  • Anonymous
    10:54 AM June 18, 2011

    Minnesota Justice System needs fixing .its not about your case,or Attorney -Client confidentiality ;or what you know : it is about who you know or how much weight do your case carry,to make and offer to the opposing party’That leave the party in Limbo no answers and case is closed,you try to get answers you send the judges letter you send banks letters you send lawyers letters and not one respond like you are a nobody it is a good thing God have my back because the justice System do not its four years now I am just a nobody ,trying to tell every body, about somebody, that should listen to every body ,Minnesota Justice System needs fixing .good people are being throw in the fire , belive me iam not alone there are thousands of us .I will not vote again .it serve no one .and for a bank you knew nothing about; give a stranger that live in another state a mortage on your house and your own attorney did not tell you,fix this system

  • Anonymous
    11:16 AM June 18, 2011

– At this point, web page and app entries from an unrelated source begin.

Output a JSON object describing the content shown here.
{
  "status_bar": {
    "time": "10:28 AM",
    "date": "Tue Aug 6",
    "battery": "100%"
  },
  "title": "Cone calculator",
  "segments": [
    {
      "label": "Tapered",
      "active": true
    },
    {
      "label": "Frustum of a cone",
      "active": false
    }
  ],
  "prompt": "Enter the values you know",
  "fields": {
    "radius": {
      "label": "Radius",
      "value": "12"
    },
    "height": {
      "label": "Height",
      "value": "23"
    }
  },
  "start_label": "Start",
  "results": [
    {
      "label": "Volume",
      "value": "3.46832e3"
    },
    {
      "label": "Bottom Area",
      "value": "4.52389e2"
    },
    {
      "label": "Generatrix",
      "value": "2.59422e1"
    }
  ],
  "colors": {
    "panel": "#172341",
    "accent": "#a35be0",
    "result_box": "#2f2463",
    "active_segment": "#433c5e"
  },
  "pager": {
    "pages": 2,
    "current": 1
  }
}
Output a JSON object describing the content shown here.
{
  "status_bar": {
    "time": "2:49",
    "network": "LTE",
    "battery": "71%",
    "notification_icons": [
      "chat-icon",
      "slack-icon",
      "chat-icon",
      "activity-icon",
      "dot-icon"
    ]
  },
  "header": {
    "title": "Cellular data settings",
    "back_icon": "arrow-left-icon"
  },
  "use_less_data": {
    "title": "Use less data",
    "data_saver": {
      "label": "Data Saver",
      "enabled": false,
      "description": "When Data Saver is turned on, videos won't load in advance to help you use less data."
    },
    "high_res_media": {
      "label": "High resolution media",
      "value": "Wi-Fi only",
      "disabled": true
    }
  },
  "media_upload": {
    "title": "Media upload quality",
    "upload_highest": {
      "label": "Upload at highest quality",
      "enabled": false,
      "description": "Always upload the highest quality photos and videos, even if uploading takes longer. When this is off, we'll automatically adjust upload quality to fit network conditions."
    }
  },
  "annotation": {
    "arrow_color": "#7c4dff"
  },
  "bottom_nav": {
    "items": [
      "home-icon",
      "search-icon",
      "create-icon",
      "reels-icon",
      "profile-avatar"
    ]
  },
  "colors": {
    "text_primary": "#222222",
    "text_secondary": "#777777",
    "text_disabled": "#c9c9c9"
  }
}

    Any time you have a attorney that states to the opposing party, he will use a legal theory to off set the courts, where his client will will not received no rewards from any party and you are the client ,there is not one attorney in Minnesota that will touch this case ,Some day a honest lawyer will come along and pick it up until than fix the system